* **Work instruction**
Repeat every entry word for word, but leave the images out of your copy.

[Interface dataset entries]
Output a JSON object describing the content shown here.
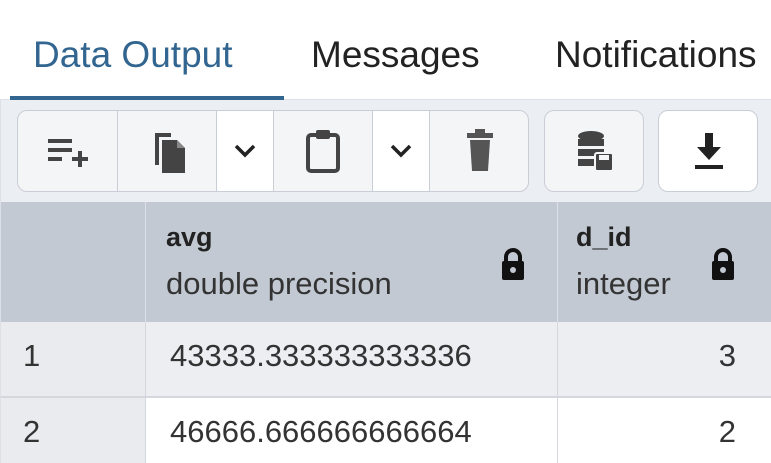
{
  "tabs": [
    {
      "label": "Data Output",
      "active": true
    },
    {
      "label": "Messages",
      "active": false
    },
    {
      "label": "Notifications",
      "active": false
    }
  ],
  "toolbar": {
    "buttons": [
      {
        "name": "add-row-button",
        "icon": "add-row-icon"
      },
      {
        "name": "copy-button",
        "icon": "copy-icon"
      },
      {
        "name": "copy-options-dropdown",
        "icon": "chevron-down-icon"
      },
      {
        "name": "paste-button",
        "icon": "clipboard-icon"
      },
      {
        "name": "paste-options-dropdown",
        "icon": "chevron-down-icon"
      },
      {
        "name": "delete-button",
        "icon": "trash-icon"
      },
      {
        "name": "save-data-button",
        "icon": "save-data-icon"
      },
      {
        "name": "download-button",
        "icon": "download-icon"
      }
    ]
  },
  "grid": {
    "columns": [
      {
        "name": "avg",
        "type": "double precision",
        "locked": true
      },
      {
        "name": "d_id",
        "type": "integer",
        "locked": true
      }
    ],
    "rows": [
      {
        "number": "1",
        "avg": "43333.333333333336",
        "d_id": "3"
      },
      {
        "number": "2",
        "avg": "46666.666666666664",
        "d_id": "2"
      }
    ]
  },
  "colors": {
    "accent": "#326690",
    "header_bg": "#c2c9d3",
    "toolbar_bg": "#ebeef3"
  }
}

* **Completed task**
Output a JSON object describing the content shown here.
{
  "tabs": [
    {
      "label": "Data Output",
      "active": true
    },
    {
      "label": "Messages",
      "active": false
    },
    {
      "label": "Notifications",
      "active": false
    }
  ],
  "toolbar": {
    "buttons": [
      {
        "name": "add-row-button",
        "icon": "add-row-icon"
      },
      {
        "name": "copy-button",
        "icon": "copy-icon"
      },
      {
        "name": "copy-options-dropdown",
        "icon": "chevron-down-icon"
      },
      {
        "name": "paste-button",
        "icon": "clipboard-icon"
      },
      {
        "name": "paste-options-dropdown",
        "icon": "chevron-down-icon"
      },
      {
        "name": "delete-button",
        "icon": "trash-icon"
      },
      {
        "name": "save-data-button",
        "icon": "save-data-icon"
      },
      {
        "name": "download-button",
        "icon": "download-icon"
      }
    ]
  },
  "grid": {
    "columns": [
      {
        "name": "avg",
        "type": "double precision",
        "locked": true
      },
      {
        "name": "d_id",
        "type": "integer",
        "locked": true
      }
    ],
    "rows": [
      {
        "number": "1",
        "avg": "43333.333333333336",
        "d_id": "3"
      },
      {
        "number": "2",
        "avg": "46666.666666666664",
        "d_id": "2"
      }
    ]
  },
  "colors": {
    "accent": "#326690",
    "header_bg": "#c2c9d3",
    "toolbar_bg": "#ebeef3"
  }
}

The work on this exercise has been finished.